About this exercise: Find and copy each line of the listing below that has the word "Slide" in it.

******

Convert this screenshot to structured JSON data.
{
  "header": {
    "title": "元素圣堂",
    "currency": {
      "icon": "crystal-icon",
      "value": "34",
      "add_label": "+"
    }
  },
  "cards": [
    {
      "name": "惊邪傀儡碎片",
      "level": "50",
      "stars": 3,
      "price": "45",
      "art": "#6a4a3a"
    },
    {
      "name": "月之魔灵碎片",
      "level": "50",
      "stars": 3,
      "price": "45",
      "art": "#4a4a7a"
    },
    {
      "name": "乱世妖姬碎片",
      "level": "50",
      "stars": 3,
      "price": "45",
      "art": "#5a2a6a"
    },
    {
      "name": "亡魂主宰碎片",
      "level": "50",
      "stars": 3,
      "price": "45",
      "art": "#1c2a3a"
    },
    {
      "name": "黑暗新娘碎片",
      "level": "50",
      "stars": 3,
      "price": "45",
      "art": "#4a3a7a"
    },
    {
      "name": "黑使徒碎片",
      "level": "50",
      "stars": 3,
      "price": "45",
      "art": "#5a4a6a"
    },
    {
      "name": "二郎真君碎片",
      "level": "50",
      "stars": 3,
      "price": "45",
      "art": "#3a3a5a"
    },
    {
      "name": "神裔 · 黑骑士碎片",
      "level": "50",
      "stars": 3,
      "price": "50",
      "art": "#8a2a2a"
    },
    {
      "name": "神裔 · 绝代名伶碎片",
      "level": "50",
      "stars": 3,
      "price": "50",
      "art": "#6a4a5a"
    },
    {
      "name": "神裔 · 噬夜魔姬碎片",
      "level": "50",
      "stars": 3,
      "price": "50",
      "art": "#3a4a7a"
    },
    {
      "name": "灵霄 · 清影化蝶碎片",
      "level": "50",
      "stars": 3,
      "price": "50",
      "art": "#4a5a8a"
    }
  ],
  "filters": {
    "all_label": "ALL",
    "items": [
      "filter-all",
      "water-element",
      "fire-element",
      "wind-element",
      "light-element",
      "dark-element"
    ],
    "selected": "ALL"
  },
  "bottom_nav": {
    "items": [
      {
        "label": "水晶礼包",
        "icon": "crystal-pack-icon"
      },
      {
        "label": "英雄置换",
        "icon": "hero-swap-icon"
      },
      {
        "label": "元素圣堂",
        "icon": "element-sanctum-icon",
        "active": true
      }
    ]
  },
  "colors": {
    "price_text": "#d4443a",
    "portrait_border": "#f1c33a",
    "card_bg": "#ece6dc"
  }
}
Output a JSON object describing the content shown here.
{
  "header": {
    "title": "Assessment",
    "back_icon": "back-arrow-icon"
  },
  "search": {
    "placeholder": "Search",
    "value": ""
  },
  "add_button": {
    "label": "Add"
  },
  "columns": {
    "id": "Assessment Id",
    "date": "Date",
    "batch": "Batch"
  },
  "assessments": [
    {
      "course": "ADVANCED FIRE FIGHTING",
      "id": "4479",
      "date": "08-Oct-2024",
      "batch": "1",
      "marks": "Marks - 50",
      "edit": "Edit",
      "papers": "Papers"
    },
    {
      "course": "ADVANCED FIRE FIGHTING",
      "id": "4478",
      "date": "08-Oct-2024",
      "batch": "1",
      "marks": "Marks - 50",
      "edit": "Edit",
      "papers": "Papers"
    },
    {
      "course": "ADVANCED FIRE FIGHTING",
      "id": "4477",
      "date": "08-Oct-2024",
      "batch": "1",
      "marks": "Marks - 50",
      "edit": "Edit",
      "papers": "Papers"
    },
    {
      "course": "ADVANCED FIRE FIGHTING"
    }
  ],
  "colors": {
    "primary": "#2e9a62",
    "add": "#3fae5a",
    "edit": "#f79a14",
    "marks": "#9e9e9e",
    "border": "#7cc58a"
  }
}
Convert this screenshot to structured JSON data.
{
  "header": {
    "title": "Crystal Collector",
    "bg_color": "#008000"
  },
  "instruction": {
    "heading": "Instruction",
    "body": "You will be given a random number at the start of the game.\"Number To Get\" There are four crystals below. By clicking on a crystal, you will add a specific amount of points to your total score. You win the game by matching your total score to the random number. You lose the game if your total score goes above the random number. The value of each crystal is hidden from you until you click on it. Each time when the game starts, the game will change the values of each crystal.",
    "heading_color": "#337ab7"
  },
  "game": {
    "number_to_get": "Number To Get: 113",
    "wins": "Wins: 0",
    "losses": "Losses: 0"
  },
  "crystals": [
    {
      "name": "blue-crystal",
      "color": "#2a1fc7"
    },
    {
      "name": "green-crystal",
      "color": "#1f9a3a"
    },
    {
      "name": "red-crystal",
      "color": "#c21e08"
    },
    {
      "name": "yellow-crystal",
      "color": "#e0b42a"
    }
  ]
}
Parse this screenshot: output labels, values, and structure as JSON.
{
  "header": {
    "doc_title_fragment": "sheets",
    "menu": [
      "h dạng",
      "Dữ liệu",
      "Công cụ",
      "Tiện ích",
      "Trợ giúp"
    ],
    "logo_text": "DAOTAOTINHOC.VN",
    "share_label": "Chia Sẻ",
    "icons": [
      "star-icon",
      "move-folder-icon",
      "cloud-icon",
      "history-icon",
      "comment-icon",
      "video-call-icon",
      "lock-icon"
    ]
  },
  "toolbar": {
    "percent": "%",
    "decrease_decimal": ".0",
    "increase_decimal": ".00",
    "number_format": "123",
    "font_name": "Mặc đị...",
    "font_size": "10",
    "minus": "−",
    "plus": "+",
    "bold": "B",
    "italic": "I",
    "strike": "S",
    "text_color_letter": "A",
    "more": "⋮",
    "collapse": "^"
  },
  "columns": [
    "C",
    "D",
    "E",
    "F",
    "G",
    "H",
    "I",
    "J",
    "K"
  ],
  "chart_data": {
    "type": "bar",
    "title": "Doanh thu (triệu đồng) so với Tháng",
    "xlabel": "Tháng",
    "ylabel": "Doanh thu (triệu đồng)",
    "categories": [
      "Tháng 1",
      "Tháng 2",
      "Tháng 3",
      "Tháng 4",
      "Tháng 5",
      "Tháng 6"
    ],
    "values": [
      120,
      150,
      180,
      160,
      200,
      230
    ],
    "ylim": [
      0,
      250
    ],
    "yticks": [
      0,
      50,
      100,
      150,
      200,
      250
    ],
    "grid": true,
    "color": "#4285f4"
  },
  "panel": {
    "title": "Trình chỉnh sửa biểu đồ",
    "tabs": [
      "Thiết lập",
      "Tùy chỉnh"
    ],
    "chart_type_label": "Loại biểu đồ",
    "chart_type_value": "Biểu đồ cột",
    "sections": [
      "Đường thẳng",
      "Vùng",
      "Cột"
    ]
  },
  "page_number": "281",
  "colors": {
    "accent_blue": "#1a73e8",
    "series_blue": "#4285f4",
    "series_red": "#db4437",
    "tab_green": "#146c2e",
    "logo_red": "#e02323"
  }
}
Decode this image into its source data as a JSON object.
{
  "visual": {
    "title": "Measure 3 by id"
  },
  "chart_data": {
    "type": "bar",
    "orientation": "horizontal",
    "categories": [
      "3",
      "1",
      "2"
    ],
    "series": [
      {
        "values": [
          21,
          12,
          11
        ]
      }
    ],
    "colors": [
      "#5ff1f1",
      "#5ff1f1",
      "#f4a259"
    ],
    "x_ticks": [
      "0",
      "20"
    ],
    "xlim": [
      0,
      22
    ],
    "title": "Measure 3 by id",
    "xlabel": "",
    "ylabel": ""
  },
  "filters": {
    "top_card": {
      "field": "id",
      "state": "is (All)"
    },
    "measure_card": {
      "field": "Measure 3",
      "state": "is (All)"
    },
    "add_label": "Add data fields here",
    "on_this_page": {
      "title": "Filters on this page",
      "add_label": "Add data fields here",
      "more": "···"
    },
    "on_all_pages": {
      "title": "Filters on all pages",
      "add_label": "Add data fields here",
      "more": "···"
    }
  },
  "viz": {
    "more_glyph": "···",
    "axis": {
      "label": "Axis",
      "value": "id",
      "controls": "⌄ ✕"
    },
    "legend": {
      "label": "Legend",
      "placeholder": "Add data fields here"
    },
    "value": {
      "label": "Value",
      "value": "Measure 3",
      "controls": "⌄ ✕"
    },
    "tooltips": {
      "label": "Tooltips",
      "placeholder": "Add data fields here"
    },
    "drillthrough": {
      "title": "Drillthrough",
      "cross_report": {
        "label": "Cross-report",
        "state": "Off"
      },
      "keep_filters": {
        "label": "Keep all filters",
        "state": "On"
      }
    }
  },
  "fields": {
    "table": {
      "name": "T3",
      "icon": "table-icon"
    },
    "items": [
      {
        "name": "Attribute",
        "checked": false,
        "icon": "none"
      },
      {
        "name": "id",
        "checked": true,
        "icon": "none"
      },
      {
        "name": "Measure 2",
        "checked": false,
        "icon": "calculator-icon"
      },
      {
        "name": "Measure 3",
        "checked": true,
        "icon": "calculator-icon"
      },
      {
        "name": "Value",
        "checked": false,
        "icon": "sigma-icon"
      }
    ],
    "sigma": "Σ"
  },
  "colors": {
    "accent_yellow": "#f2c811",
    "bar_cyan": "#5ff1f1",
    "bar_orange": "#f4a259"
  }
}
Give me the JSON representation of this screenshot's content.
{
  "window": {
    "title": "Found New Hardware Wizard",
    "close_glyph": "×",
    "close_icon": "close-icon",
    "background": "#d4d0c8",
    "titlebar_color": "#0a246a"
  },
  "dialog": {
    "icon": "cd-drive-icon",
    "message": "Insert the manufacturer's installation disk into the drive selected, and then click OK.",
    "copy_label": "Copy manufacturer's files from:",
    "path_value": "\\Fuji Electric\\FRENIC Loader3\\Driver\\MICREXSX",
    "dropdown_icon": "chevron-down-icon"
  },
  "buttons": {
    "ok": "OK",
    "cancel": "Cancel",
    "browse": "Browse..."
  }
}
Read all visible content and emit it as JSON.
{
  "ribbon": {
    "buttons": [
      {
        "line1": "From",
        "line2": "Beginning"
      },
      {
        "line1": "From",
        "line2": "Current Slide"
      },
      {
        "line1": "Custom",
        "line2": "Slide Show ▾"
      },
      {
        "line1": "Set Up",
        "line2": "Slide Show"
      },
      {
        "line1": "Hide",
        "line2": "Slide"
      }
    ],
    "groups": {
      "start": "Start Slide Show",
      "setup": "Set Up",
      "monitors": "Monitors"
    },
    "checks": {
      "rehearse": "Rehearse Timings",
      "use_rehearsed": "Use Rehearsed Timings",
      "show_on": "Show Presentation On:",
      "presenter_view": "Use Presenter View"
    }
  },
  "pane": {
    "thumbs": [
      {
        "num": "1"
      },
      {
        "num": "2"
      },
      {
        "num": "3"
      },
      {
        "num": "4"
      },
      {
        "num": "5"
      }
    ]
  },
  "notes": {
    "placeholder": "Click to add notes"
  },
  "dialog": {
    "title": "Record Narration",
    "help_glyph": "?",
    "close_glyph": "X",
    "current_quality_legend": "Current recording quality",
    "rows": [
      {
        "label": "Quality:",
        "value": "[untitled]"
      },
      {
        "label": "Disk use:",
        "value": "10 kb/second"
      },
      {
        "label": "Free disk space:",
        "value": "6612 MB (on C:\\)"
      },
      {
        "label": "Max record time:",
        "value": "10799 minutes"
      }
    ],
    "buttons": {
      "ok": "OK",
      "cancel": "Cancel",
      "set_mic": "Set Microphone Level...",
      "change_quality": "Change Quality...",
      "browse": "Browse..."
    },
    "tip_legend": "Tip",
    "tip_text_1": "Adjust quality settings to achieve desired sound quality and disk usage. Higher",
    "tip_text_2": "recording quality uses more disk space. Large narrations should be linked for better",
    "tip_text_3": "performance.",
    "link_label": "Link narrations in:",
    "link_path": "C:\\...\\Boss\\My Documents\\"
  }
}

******

Response:
        "line2": "Current Slide"
        "line2": "Slide Show ▾"
        "line2": "Slide Show"
        "line2": "Slide"
      "start": "Start Slide Show",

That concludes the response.